And on the seventh day God ended his work which he had made; and he rested on the seventh day from all his work which he had made.…
The original distinction, made by God Himself, and founded both upon His nature and ours, between working and resting, must be kept in mind; and we must not attempt to confound these, or suppose that, provided we try to glorify God in everything, it matters little whether we set the two different things distinctly before us; viz., the glory which we are to give Him in working and the glory which we are to give Him in resting. In trying to make every day a Sabbath we are doing what we can to efface this Divine distinction.
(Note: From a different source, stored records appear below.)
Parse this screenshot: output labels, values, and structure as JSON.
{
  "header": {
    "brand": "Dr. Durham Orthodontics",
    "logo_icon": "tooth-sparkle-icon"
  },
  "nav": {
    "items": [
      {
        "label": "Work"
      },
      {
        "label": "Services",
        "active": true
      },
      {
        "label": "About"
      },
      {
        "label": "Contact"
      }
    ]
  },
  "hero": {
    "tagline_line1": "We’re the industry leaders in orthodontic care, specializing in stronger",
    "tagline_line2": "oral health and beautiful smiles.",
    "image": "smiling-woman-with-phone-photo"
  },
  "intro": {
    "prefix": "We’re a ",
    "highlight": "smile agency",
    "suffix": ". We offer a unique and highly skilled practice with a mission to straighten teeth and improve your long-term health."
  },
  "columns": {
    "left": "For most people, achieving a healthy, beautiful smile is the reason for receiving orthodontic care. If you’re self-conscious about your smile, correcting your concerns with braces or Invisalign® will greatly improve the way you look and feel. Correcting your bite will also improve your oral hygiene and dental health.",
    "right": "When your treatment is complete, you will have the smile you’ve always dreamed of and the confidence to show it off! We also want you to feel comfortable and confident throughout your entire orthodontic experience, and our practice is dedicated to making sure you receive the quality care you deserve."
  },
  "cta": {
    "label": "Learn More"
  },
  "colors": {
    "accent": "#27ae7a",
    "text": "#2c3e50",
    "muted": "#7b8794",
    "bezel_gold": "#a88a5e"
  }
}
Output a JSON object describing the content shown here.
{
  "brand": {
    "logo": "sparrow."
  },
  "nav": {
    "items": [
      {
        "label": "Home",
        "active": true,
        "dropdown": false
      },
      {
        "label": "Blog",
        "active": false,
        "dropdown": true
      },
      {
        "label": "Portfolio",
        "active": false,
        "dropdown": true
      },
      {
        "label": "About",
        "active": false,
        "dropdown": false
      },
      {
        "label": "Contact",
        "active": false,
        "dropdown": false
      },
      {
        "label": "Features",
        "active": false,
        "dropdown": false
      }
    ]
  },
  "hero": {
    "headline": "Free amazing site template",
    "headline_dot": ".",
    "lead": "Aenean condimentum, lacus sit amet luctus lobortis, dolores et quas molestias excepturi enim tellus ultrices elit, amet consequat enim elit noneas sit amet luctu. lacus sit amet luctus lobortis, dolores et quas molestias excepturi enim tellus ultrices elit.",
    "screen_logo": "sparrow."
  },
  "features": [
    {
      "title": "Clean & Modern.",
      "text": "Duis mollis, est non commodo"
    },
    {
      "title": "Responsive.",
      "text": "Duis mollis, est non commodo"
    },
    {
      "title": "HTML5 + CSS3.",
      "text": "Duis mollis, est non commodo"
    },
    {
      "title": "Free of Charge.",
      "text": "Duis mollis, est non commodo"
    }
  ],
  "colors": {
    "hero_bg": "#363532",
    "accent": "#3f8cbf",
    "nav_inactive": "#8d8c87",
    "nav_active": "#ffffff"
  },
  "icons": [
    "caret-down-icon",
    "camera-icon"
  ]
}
And can it be effaced without sin, without injury to the soul, without harm both to the Church and to the world, both to Jew and Gentile? It cannot; for thus God does not get the glory which He desires. He does not get the separate glories of which we have been speaking, but a mere human compound of both — vague, indefinite, diluted — something that neither glorifies Him nor benefits His saints, nor bears witness to the world. Those who deny the authority of the Sabbath now must undertake to prove the following things: —
1. That the Decalogue or Law is no longer binding; or at least that one out of the ten commandments is no longer binding.
2. That Christ came to diminish our store of blessings during the present dispensation; that He has narrowed instead of enlarged our privileges.
3. If they shrink from this, then they must maintain that the Sabbath is not a blessing; that it is an unwholesome, unnatural, in. tolerable restraint; a weariness, a bondage, a curse.
4. That the Sabbath was a Jewish institution exclusively, and therefore fell when Judaism fell.
(H. Bonar, D. D.)
Parallel VersesKJV: And on the seventh day God ended his work which he had made; and he rested on the seventh day from all his work which he had made.